Eating disorders are most commonly found among women and girls and generally begin to manifest themselves during adolescence at around 17 years of age. Left untreated, they can result in serious physical and mental health problems and, in extreme cases, may lead to death. With the right treatment, however, they can be controlled or overcome but early detection is vital if long-term harm is to be avoided.
People with eating disorders commonly do their utmost to hide their problem so knowing what signs to look for could be crucial to the prospects of effective eating disorder treatment:
1. Wearing baggy clothes to hide the body is common to the major eating disorders. Those with anorexia try to hide the fact that they are losing weight. Those with bulimia are ashamed of their bodies and those with binge eating disorder want to hide their excessive weight.
2. Constant dieting or, in the case of anorexia, sufferers refuse to eat certain foods or either avoid mealtimes or eating with others.

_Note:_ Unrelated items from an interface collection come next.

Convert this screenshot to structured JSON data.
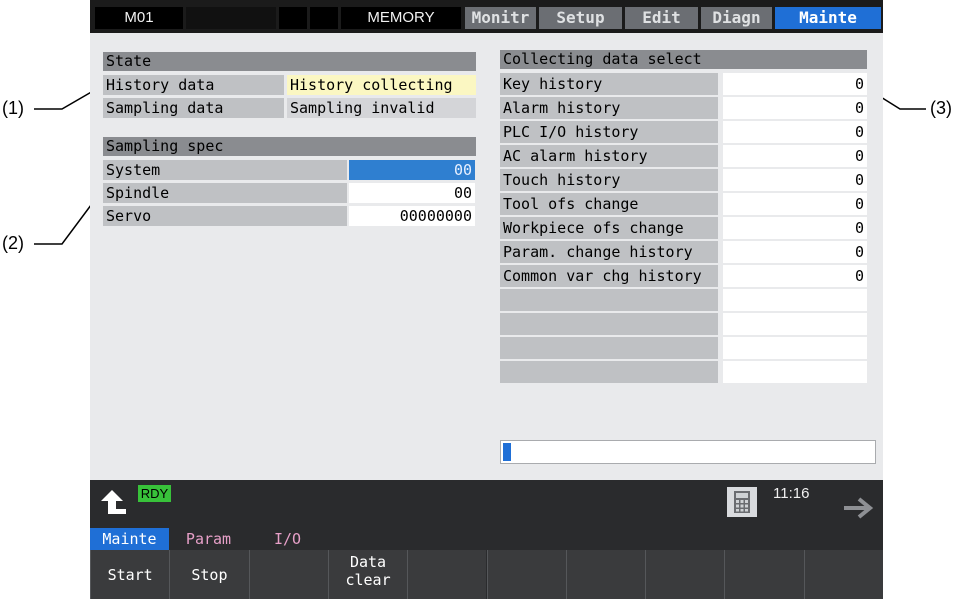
{
  "callouts": {
    "c1": "(1)",
    "c2": "(2)",
    "c3": "(3)"
  },
  "topbar": {
    "program": "M01",
    "mode": "MEMORY",
    "menus": [
      "Monitr",
      "Setup",
      "Edit",
      "Diagn",
      "Mainte"
    ],
    "active_menu": "Mainte"
  },
  "state": {
    "header": "State",
    "rows": [
      {
        "label": "History data",
        "value": "History collecting"
      },
      {
        "label": "Sampling data",
        "value": "Sampling invalid"
      }
    ]
  },
  "sampling_spec": {
    "header": "Sampling spec",
    "rows": [
      {
        "label": "System",
        "value": "00"
      },
      {
        "label": "Spindle",
        "value": "00"
      },
      {
        "label": "Servo",
        "value": "00000000"
      }
    ]
  },
  "collecting": {
    "header": "Collecting data select",
    "rows": [
      {
        "label": "Key history",
        "value": "0"
      },
      {
        "label": "Alarm history",
        "value": "0"
      },
      {
        "label": "PLC I/O history",
        "value": "0"
      },
      {
        "label": "AC alarm history",
        "value": "0"
      },
      {
        "label": "Touch history",
        "value": "0"
      },
      {
        "label": "Tool ofs change",
        "value": "0"
      },
      {
        "label": "Workpiece ofs change",
        "value": "0"
      },
      {
        "label": "Param. change history",
        "value": "0"
      },
      {
        "label": "Common var chg history",
        "value": "0"
      }
    ]
  },
  "progress": {
    "fraction": 0.02
  },
  "status": {
    "ready": "RDY",
    "time": "11:16"
  },
  "softkeys": {
    "top": [
      "Mainte",
      "Param",
      "I/O"
    ],
    "keys": [
      [
        "Start"
      ],
      [
        "Stop"
      ],
      [
        ""
      ],
      [
        "Data",
        "clear"
      ],
      [
        ""
      ],
      [
        ""
      ],
      [
        ""
      ],
      [
        ""
      ],
      [
        ""
      ],
      [
        ""
      ]
    ]
  },
  "icons": {
    "up": "up-arrow-icon",
    "next": "right-arrow-icon",
    "calc": "calculator-icon"
  },
  "colors": {
    "accent": "#1f6fd6",
    "highlight": "#fbf7c2",
    "ready": "#38c23a"
  }
}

3. In the case of binge eaters, large quantities of food might disappear or else the sufferer will hoard food or snacks in a variety of unusual places ready for binge eating at a later time.

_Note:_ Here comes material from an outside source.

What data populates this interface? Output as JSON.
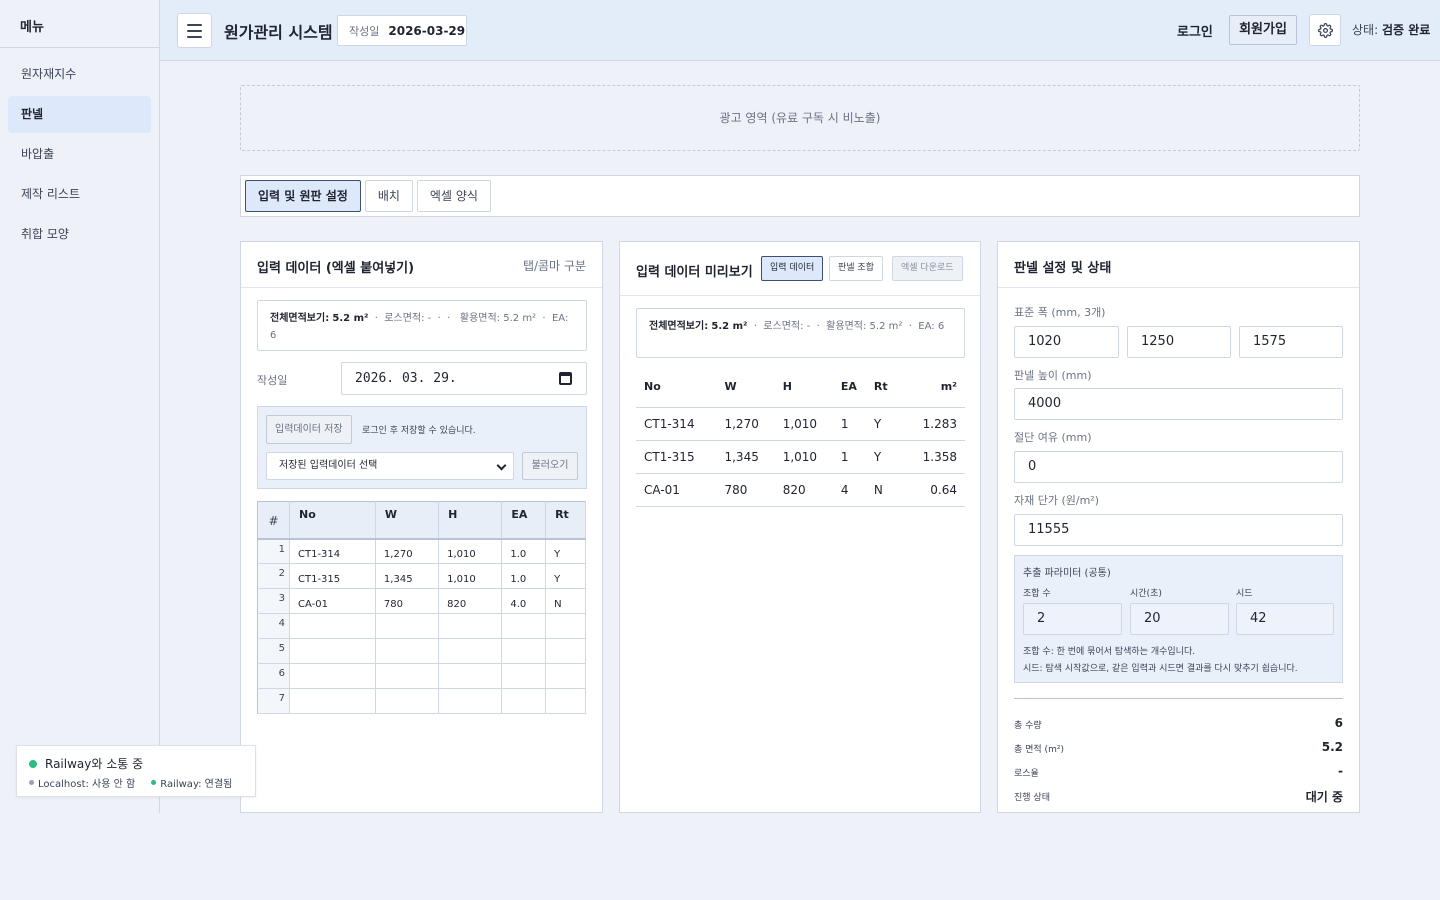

4. An excessive interest in weight and body shape is a common trait. Sufferers will often study diets and weight-loss programmes. They will also spend time studying themselves in mirrors and repeatedly check their appearance.
5. Bulimia sufferers may have a supply of laxatives or there may be evidence of vomiting after eating. They often visit the bathroom or find somewhere private after meals in order to evacuate the food they have just ingested. They will also exhibit signs of frequent vomiting such as swollen cheeks, damage to teeth or marks on the hands.
6. Eating disorder sufferers often exhibit signs of depression such as rapid mood swings, irritability and withdrawal from social contact, especially situations where there is food involved. They have low self-esteem and often feel that they have lost control.
7. An out of character rigid adherence to an exercise regime – carrying on through injury, ignoring bad weather, distress at not being able to complete a particular routine or reluctance to interrupt an exercise programme – points to the possibility of an eating disorder.
8. Sufferers often behave obsessively around food. They may insist on eating at a specific time, using particular utensils or preparing food in a particular way.
9. Those with eating disorders take a particular interest in food. They may refuse foods that they previously enjoyed or become interested in healthy eating. They may also try to take charge of family meals – menu and preparation – but will seldom eat themselves, making a variety of excuses.
10. It is common for sufferers to deny that they are hungry or, at mealtimes, to eat extremely slowly by cutting their food into very small pieces. They may secretly dispose of their food, eat in secret or lie about what they have or have not eaten.
These are only indicators of possible eating disorders. They may be present singly or in combination but should be taken very seriously. Speedy action and early eating disorder treatment could mean the difference between a reasonably rapid recovery and years of struggle.